There is something sad and final about this book, since Roddenberry knew he was about to “shuffle off this mortal coil” after a very productive life and career, but the tone is optimistic rather than morbid. In his foreword, Arther C. Clarke writes that “few men have left a finer legacy than Gene Roddenberry” and praises STAR TREK for promoting “ideals of tolerance for differing cultures, with respect for all life forms.” The television series set a standard for multiculturalism twenty years before that concept became a buzzword. George Takei notes in his autobiography TO THE STARS (1994) that when he first came aboard the starship Enterprise in 1967 there were hardly any positive roles for Asian Americans. Nichelle Nichols makes a similar point for African Americans in her autobiography BEYOND UHURA (1994). The Star Trek “enterprise” continues on to a second “generation” in film and television after Roddenberry has himself gone on to explore the “undiscovered country from whose bourn no traveller returns.” The book remembers Roddenberry after his death in 1991 for these achievements.
Fern is an eager disciple in attempting to chronicle Roddenberry’s last thoughts. Her interview technique often puts her subject in the background rather than in the forefront when she quotes him to compliment herself: “I think your questions are a lot more intelligent than my answers are going to be.” When Fern asks “What do you most fear?” Roddenberry answers in a word: “Humanity.” He then turns the question on his interviewer, who needs 500 words to answer her own question. When Fern herself vents confusion about who is interviewing whom, the reader begins to lose confidence. Yet a conversation is a two-sided affair, and Roddenberry seems to be producing it.

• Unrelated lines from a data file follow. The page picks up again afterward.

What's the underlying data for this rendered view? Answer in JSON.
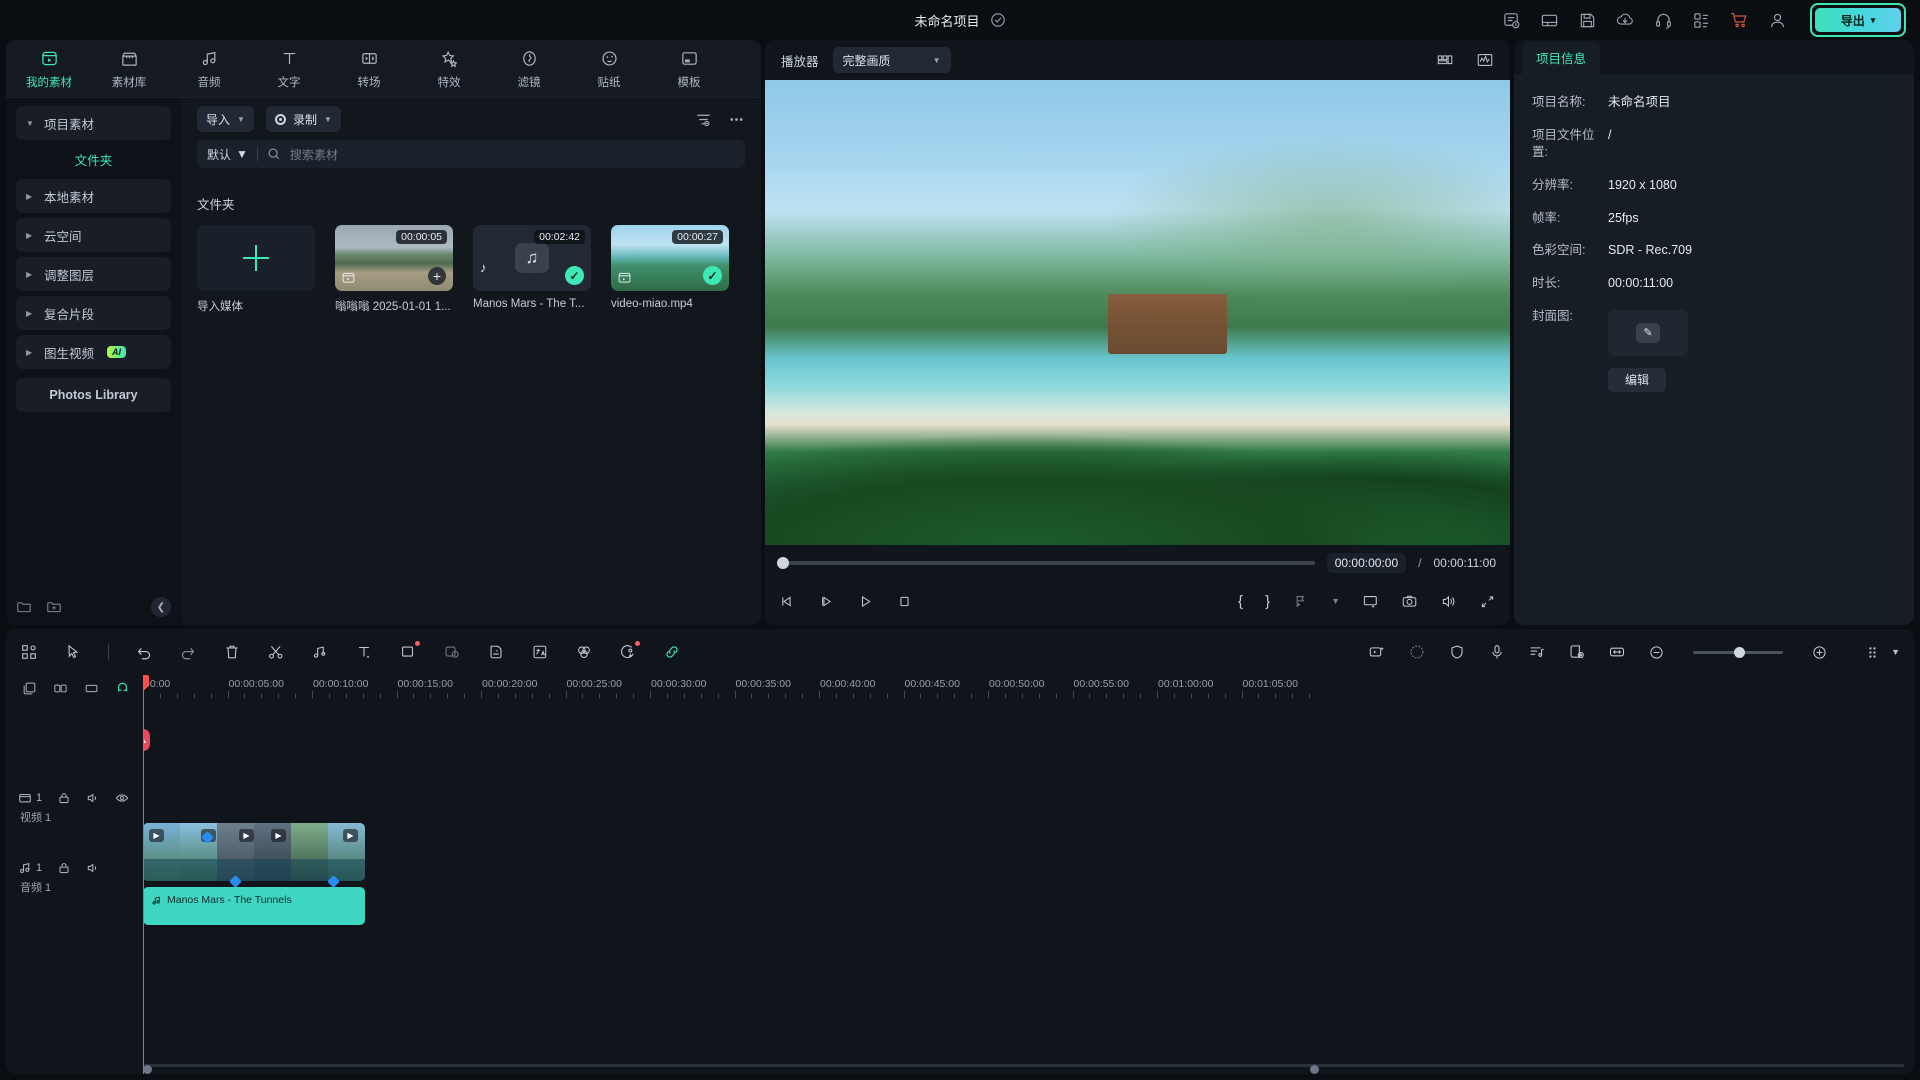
{
  "topbar": {
    "project_title": "未命名项目",
    "icons": [
      "project-notes-icon",
      "layout-icon",
      "save-icon",
      "cloud-upload-icon",
      "headset-support-icon",
      "apps-grid-icon",
      "shopping-cart-icon",
      "account-icon"
    ],
    "export_label": "导出"
  },
  "tabs": [
    {
      "label": "我的素材",
      "icon": "my-media-icon",
      "active": true
    },
    {
      "label": "素材库",
      "icon": "stock-library-icon",
      "active": false
    },
    {
      "label": "音频",
      "icon": "audio-icon",
      "active": false
    },
    {
      "label": "文字",
      "icon": "text-icon",
      "active": false
    },
    {
      "label": "转场",
      "icon": "transition-icon",
      "active": false
    },
    {
      "label": "特效",
      "icon": "effects-icon",
      "active": false
    },
    {
      "label": "滤镜",
      "icon": "filter-icon",
      "active": false
    },
    {
      "label": "贴纸",
      "icon": "sticker-icon",
      "active": false
    },
    {
      "label": "模板",
      "icon": "template-icon",
      "active": false
    }
  ],
  "sidebar": {
    "items": [
      {
        "label": "项目素材",
        "expanded": true
      },
      {
        "label": "本地素材",
        "expanded": false
      },
      {
        "label": "云空间",
        "expanded": false
      },
      {
        "label": "调整图层",
        "expanded": false
      },
      {
        "label": "复合片段",
        "expanded": false
      },
      {
        "label": "图生视频",
        "expanded": false,
        "badge": "AI"
      }
    ],
    "sub_label": "文件夹",
    "photos_library": "Photos Library"
  },
  "media": {
    "import_label": "导入",
    "record_label": "录制",
    "sort_label": "默认",
    "search_placeholder": "搜索素材",
    "section_title": "文件夹",
    "items": [
      {
        "name": "导入媒体",
        "type": "import",
        "duration": ""
      },
      {
        "name": "嗡嗡嗡 2025-01-01 1...",
        "type": "video",
        "duration": "00:00:05",
        "selected": false
      },
      {
        "name": "Manos Mars - The T...",
        "type": "audio",
        "duration": "00:02:42",
        "selected": true
      },
      {
        "name": "video-miao.mp4",
        "type": "video",
        "duration": "00:00:27",
        "selected": true
      }
    ]
  },
  "player": {
    "label": "播放器",
    "quality": "完整画质",
    "current_time": "00:00:00:00",
    "separator": "/",
    "total_time": "00:00:11:00",
    "mark_in": "{",
    "mark_out": "}"
  },
  "project_info": {
    "tab_label": "项目信息",
    "rows": [
      {
        "key": "项目名称:",
        "value": "未命名项目"
      },
      {
        "key": "项目文件位置:",
        "value": "/"
      },
      {
        "key": "分辨率:",
        "value": "1920 x 1080"
      },
      {
        "key": "帧率:",
        "value": "25fps"
      },
      {
        "key": "色彩空间:",
        "value": "SDR - Rec.709"
      },
      {
        "key": "时长:",
        "value": "00:00:11:00"
      },
      {
        "key": "封面图:",
        "value": ""
      }
    ],
    "edit_label": "编辑"
  },
  "timeline": {
    "ruler_labels": [
      "00:00",
      "00:00:05:00",
      "00:00:10:00",
      "00:00:15:00",
      "00:00:20:00",
      "00:00:25:00",
      "00:00:30:00",
      "00:00:35:00",
      "00:00:40:00",
      "00:00:45:00",
      "00:00:50:00",
      "00:00:55:00",
      "00:01:00:00",
      "00:01:05:00"
    ],
    "tracks": [
      {
        "index": "1",
        "name": "视频 1",
        "type": "video"
      },
      {
        "index": "1",
        "name": "音频 1",
        "type": "audio"
      }
    ],
    "audio_clip_label": "Manos Mars - The Tunnels",
    "zoom_level": 46
  },
  "colors": {
    "accent": "#3ee8b5",
    "playhead": "#ff4d4d",
    "selection": "#4ab8f5",
    "audio_clip": "#3fd6c4"
  }
}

Perhaps to counterbalance the text Fern inserts long quotations from earlier times, a lecture in 1993 at an unspecified university, or an...
(The entire section is 463 words.)